The real name of this dish is a Salvadoran quesadilla, but rather than confuse readers looking for a Salvadoran version of the familiar Mexican dish, I’m giving credit to the mother of José Carlos Ramirez, one of the folks Lynne Anderson interviews in Breaking Bread (click here for my review of the book). José left El Salvador in 2002, and now lives in East Boston with his wife, daughter, mother, sister, and several nephews. A dish like this is a very good way to satisfy a crowd like that. It’s slightly sweet, like a cornbread, so it’s nice for an afternoon snack with tea, and the boys have been eating slices at breakfast, too; but it’s not so sweet that you couldn’t eat it with some stew for dinner. You can also adjust the sugar and parmesan depending on what you plan to serve with the bread.
1 c heavy cream
1/2 c ricotta cheese
1/4 c cream cheese, softened
1 T freshly grated parmesan
3/4 c sugar

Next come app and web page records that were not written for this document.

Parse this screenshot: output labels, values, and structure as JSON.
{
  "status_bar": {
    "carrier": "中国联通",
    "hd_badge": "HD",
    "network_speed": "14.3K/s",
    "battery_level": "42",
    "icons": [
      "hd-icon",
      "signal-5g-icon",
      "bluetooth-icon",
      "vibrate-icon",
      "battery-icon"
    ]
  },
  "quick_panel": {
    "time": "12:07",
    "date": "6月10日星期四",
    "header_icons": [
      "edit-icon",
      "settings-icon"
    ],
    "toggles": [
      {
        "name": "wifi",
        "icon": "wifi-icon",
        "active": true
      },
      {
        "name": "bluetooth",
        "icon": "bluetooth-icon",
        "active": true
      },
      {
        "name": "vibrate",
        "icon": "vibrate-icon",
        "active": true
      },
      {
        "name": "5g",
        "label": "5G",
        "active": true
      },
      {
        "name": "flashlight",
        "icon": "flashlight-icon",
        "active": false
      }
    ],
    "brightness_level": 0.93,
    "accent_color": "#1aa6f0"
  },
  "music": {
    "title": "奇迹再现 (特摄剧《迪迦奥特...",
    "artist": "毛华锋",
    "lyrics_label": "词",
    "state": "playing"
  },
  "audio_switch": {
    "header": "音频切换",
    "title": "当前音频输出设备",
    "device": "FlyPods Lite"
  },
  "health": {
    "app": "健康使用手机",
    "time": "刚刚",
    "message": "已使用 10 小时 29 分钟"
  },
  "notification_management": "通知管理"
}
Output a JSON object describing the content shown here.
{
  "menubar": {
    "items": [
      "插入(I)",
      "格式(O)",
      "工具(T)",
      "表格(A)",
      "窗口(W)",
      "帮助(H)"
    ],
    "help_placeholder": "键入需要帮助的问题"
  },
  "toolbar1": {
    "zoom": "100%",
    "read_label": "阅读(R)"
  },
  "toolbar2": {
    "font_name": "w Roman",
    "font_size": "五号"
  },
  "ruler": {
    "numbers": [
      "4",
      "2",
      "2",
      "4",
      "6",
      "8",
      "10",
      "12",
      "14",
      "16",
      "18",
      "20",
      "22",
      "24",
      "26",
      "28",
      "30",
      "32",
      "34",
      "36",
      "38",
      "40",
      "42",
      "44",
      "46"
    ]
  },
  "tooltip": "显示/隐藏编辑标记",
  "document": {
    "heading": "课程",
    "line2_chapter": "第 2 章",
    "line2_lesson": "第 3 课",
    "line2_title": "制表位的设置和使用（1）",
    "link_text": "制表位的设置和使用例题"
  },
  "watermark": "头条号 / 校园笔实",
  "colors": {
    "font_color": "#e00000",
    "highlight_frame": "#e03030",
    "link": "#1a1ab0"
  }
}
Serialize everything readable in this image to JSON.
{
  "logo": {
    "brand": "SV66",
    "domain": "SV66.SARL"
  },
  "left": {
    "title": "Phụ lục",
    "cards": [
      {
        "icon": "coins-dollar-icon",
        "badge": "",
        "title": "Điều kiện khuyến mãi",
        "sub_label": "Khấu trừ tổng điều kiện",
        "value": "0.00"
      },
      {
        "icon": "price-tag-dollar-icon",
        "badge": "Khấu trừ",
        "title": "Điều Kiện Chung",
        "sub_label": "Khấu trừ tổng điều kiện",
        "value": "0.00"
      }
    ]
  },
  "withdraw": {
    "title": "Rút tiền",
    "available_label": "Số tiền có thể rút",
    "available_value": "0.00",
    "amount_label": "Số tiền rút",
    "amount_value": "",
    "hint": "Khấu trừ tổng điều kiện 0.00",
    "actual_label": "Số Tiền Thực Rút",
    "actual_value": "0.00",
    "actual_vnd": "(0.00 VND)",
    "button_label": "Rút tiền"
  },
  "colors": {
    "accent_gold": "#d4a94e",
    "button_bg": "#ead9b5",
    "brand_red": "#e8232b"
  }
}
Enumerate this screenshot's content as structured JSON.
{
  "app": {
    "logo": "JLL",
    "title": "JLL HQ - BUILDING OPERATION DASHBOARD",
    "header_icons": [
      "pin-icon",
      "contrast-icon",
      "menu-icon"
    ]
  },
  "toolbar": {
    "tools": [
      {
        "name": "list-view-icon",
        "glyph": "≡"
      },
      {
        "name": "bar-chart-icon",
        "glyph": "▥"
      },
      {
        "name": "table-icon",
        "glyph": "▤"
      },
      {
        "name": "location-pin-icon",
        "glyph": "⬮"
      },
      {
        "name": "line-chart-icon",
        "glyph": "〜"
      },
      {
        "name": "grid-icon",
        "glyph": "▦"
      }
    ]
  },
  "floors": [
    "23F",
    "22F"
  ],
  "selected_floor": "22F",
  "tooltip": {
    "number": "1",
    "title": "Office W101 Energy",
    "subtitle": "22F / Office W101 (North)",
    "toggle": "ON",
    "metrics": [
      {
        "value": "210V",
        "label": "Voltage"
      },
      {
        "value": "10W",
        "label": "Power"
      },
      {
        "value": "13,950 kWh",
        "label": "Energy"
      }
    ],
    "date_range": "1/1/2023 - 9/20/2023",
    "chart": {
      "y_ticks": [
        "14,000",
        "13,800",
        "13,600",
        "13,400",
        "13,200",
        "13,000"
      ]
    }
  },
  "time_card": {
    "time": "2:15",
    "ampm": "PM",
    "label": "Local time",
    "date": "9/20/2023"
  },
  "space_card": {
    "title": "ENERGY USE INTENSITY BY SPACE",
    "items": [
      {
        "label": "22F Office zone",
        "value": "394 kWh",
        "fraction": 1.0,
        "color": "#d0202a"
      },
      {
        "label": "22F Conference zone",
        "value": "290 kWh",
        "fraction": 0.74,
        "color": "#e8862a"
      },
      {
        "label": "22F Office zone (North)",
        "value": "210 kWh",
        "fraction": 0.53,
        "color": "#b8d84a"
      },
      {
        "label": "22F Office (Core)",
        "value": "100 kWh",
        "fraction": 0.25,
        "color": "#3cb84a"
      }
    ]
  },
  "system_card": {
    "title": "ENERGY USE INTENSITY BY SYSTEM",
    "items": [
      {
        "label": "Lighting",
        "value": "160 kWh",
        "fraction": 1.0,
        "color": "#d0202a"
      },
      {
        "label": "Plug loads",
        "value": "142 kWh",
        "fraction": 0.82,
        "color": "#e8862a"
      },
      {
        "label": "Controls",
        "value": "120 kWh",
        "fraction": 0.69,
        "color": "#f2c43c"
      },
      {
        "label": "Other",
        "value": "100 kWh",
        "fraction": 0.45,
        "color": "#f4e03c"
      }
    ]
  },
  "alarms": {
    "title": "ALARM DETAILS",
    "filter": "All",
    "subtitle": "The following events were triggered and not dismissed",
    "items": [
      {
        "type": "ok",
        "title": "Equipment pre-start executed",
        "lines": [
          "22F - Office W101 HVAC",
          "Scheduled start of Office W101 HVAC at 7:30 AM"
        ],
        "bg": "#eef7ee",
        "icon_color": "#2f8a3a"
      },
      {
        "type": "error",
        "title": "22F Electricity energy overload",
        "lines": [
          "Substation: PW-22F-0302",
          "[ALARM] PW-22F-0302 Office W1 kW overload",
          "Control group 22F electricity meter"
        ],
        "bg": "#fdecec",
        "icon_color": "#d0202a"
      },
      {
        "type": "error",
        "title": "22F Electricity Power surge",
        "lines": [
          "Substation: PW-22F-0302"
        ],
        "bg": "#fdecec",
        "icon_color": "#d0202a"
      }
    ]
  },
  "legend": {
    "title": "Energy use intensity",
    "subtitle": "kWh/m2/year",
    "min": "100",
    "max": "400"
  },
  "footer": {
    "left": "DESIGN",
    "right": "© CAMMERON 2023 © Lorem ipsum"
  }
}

1 1/2 c harina de arroz (rice flour)
1/4 t salt
1/2 t baking soda
1 T sesame seeds (we didn’t have on hand, so skipped)
Preheat the oven to 350.
Mix the heavy cream, ricotta, egg, cream cheese and parmesan in a large bowl until smooth. Add the sugar and mix well. In a separate bowl, combine the flour, salt and baking soda. Add this to the cream mixture and mix just until the ingredients are incorporated. Spread into a lightly-greased 9-inch cake pan and sprinkle with the sesame seeds. Bake until the cake springs back when touched in the center, about 30 minutes. Let stand for 10 minutes before turning out of the pan.
Serve slightly warm or at room temperature.